→ **PROVIDED INFORMATION**:

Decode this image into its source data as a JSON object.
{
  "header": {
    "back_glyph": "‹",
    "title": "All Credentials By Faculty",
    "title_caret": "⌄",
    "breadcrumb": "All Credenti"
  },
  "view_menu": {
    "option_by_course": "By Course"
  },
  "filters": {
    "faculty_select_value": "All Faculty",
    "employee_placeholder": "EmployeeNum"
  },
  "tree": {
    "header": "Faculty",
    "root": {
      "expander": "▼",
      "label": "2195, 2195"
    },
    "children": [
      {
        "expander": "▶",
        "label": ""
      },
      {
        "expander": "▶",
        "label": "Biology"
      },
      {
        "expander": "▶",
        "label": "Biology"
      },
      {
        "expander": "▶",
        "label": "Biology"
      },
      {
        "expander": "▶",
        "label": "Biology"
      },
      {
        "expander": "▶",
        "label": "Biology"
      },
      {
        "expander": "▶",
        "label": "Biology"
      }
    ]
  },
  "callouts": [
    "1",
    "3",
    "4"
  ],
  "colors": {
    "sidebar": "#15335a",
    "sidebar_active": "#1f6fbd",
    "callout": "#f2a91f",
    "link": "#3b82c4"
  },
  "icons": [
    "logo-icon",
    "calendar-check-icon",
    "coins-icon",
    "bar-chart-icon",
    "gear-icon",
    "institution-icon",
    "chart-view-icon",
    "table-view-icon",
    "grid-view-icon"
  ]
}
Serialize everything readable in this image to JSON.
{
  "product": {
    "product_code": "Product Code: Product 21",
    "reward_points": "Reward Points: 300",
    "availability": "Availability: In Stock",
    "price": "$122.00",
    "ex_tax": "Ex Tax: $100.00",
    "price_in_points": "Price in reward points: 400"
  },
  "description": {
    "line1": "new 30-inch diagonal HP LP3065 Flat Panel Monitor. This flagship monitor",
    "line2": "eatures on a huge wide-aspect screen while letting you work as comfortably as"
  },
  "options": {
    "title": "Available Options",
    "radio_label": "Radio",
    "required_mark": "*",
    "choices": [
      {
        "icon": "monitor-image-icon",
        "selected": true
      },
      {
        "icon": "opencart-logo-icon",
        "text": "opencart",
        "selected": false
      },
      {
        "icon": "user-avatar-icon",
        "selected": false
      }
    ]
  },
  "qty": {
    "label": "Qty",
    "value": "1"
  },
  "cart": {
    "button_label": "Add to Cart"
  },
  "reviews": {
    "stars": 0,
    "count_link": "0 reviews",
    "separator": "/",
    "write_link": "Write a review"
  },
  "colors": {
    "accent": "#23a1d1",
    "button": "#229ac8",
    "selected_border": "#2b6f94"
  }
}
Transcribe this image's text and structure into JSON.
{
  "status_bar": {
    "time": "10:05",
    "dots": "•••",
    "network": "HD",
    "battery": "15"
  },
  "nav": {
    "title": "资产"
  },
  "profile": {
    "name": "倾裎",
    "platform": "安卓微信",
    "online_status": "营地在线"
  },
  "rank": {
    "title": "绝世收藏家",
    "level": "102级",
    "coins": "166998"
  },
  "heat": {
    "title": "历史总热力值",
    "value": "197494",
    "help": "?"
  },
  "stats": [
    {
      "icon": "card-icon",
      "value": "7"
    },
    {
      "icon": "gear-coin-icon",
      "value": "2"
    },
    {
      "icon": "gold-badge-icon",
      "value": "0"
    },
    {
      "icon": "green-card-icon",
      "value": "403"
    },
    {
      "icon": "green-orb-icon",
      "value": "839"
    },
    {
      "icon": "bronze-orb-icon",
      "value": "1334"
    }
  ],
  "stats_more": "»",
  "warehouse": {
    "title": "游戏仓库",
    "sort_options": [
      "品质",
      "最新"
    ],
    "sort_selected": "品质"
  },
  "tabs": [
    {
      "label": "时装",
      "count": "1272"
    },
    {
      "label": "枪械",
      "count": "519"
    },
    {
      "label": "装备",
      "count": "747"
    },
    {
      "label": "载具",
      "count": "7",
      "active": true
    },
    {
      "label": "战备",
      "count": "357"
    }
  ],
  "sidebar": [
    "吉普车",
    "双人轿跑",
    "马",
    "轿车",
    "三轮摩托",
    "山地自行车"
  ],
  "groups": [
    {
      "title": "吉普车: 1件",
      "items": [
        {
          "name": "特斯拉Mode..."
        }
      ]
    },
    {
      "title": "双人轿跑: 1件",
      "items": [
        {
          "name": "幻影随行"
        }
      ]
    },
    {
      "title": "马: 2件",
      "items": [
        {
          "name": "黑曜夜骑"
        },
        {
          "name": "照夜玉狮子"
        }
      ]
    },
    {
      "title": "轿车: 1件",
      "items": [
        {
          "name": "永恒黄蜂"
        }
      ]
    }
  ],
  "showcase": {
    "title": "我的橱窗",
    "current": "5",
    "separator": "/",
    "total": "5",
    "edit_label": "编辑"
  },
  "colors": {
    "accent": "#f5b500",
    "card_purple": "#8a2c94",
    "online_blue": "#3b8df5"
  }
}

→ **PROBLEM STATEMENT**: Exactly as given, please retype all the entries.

→ **RESPONSE AREA**:
Decode this image into its source data as a JSON object.
{
  "header": {
    "back_glyph": "‹",
    "title": "All Credentials By Faculty",
    "title_caret": "⌄",
    "breadcrumb": "All Credenti"
  },
  "view_menu": {
    "option_by_course": "By Course"
  },
  "filters": {
    "faculty_select_value": "All Faculty",
    "employee_placeholder": "EmployeeNum"
  },
  "tree": {
    "header": "Faculty",
    "root": {
      "expander": "▼",
      "label": "2195, 2195"
    },
    "children": [
      {
        "expander": "▶",
        "label": ""
      },
      {
        "expander": "▶",
        "label": "Biology"
      },
      {
        "expander": "▶",
        "label": "Biology"
      },
      {
        "expander": "▶",
        "label": "Biology"
      },
      {
        "expander": "▶",
        "label": "Biology"
      },
      {
        "expander": "▶",
        "label": "Biology"
      },
      {
        "expander": "▶",
        "label": "Biology"
      }
    ]
  },
  "callouts": [
    "1",
    "3",
    "4"
  ],
  "colors": {
    "sidebar": "#15335a",
    "sidebar_active": "#1f6fbd",
    "callout": "#f2a91f",
    "link": "#3b82c4"
  },
  "icons": [
    "logo-icon",
    "calendar-check-icon",
    "coins-icon",
    "bar-chart-icon",
    "gear-icon",
    "institution-icon",
    "chart-view-icon",
    "table-view-icon",
    "grid-view-icon"
  ]
}
Serialize everything readable in this image to JSON.
{
  "product": {
    "product_code": "Product Code: Product 21",
    "reward_points": "Reward Points: 300",
    "availability": "Availability: In Stock",
    "price": "$122.00",
    "ex_tax": "Ex Tax: $100.00",
    "price_in_points": "Price in reward points: 400"
  },
  "description": {
    "line1": "new 30-inch diagonal HP LP3065 Flat Panel Monitor. This flagship monitor",
    "line2": "eatures on a huge wide-aspect screen while letting you work as comfortably as"
  },
  "options": {
    "title": "Available Options",
    "radio_label": "Radio",
    "required_mark": "*",
    "choices": [
      {
        "icon": "monitor-image-icon",
        "selected": true
      },
      {
        "icon": "opencart-logo-icon",
        "text": "opencart",
        "selected": false
      },
      {
        "icon": "user-avatar-icon",
        "selected": false
      }
    ]
  },
  "qty": {
    "label": "Qty",
    "value": "1"
  },
  "cart": {
    "button_label": "Add to Cart"
  },
  "reviews": {
    "stars": 0,
    "count_link": "0 reviews",
    "separator": "/",
    "write_link": "Write a review"
  },
  "colors": {
    "accent": "#23a1d1",
    "button": "#229ac8",
    "selected_border": "#2b6f94"
  }
}
Transcribe this image's text and structure into JSON.
{
  "status_bar": {
    "time": "10:05",
    "dots": "•••",
    "network": "HD",
    "battery": "15"
  },
  "nav": {
    "title": "资产"
  },
  "profile": {
    "name": "倾裎",
    "platform": "安卓微信",
    "online_status": "营地在线"
  },
  "rank": {
    "title": "绝世收藏家",
    "level": "102级",
    "coins": "166998"
  },
  "heat": {
    "title": "历史总热力值",
    "value": "197494",
    "help": "?"
  },
  "stats": [
    {
      "icon": "card-icon",
      "value": "7"
    },
    {
      "icon": "gear-coin-icon",
      "value": "2"
    },
    {
      "icon": "gold-badge-icon",
      "value": "0"
    },
    {
      "icon": "green-card-icon",
      "value": "403"
    },
    {
      "icon": "green-orb-icon",
      "value": "839"
    },
    {
      "icon": "bronze-orb-icon",
      "value": "1334"
    }
  ],
  "stats_more": "»",
  "warehouse": {
    "title": "游戏仓库",
    "sort_options": [
      "品质",
      "最新"
    ],
    "sort_selected": "品质"
  },
  "tabs": [
    {
      "label": "时装",
      "count": "1272"
    },
    {
      "label": "枪械",
      "count": "519"
    },
    {
      "label": "装备",
      "count": "747"
    },
    {
      "label": "载具",
      "count": "7",
      "active": true
    },
    {
      "label": "战备",
      "count": "357"
    }
  ],
  "sidebar": [
    "吉普车",
    "双人轿跑",
    "马",
    "轿车",
    "三轮摩托",
    "山地自行车"
  ],
  "groups": [
    {
      "title": "吉普车: 1件",
      "items": [
        {
          "name": "特斯拉Mode..."
        }
      ]
    },
    {
      "title": "双人轿跑: 1件",
      "items": [
        {
          "name": "幻影随行"
        }
      ]
    },
    {
      "title": "马: 2件",
      "items": [
        {
          "name": "黑曜夜骑"
        },
        {
          "name": "照夜玉狮子"
        }
      ]
    },
    {
      "title": "轿车: 1件",
      "items": [
        {
          "name": "永恒黄蜂"
        }
      ]
    }
  ],
  "showcase": {
    "title": "我的橱窗",
    "current": "5",
    "separator": "/",
    "total": "5",
    "edit_label": "编辑"
  },
  "colors": {
    "accent": "#f5b500",
    "card_purple": "#8a2c94",
    "online_blue": "#3b8df5"
  }
}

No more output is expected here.